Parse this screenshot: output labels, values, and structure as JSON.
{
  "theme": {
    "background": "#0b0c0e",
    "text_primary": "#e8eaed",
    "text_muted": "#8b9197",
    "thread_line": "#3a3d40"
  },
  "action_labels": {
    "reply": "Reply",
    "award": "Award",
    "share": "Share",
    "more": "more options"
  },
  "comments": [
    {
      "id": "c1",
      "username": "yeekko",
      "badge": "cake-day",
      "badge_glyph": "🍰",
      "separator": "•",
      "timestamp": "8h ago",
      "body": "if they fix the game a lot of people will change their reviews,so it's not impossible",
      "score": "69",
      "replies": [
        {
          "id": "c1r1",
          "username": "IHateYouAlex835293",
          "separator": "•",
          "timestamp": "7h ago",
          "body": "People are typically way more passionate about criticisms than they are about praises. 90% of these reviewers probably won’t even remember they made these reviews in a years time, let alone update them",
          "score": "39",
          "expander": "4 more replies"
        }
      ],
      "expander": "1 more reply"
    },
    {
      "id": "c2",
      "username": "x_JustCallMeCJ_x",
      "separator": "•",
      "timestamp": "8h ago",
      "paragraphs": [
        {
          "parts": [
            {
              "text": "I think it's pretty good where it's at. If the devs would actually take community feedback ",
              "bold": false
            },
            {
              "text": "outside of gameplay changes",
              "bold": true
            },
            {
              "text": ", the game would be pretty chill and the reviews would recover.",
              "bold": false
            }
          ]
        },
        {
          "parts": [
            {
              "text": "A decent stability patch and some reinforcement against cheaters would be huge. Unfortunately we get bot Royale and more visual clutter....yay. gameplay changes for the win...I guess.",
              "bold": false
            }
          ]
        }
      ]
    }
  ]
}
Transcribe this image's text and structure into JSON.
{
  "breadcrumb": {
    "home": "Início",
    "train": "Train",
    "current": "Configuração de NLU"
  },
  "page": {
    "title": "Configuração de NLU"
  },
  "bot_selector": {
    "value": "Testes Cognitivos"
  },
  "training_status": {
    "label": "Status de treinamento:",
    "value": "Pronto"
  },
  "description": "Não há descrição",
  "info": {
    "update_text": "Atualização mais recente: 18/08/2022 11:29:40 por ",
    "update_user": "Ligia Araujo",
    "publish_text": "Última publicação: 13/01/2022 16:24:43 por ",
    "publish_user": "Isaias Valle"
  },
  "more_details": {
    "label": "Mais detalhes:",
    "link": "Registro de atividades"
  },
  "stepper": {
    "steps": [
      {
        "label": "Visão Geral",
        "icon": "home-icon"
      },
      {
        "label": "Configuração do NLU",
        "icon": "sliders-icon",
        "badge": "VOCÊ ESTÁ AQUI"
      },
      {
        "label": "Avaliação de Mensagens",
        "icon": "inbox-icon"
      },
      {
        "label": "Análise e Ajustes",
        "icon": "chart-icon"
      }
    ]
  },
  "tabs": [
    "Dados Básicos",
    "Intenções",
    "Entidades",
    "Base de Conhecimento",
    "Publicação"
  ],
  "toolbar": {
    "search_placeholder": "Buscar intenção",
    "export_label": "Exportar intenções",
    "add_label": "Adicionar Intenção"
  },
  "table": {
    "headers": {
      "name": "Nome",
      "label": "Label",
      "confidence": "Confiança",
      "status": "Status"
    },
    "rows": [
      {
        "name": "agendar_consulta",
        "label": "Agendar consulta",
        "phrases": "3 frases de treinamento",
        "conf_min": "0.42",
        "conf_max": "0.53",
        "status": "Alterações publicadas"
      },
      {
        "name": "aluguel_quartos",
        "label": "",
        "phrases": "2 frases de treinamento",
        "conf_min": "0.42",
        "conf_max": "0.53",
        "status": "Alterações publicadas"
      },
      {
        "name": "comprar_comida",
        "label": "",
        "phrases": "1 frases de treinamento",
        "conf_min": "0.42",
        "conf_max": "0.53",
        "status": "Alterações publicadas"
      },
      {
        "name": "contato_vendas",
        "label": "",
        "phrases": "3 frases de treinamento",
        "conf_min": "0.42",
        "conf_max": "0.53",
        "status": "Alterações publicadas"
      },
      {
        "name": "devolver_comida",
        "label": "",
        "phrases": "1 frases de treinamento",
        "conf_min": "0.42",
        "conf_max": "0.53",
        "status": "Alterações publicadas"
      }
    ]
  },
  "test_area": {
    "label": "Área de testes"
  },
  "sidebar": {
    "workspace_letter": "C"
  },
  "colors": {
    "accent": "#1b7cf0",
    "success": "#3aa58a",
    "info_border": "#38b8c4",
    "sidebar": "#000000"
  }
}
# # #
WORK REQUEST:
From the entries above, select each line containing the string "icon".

COMPLETED EXERCISE:
        "icon": "home-icon"
        "icon": "sliders-icon",
        "icon": "inbox-icon"
        "icon": "chart-icon"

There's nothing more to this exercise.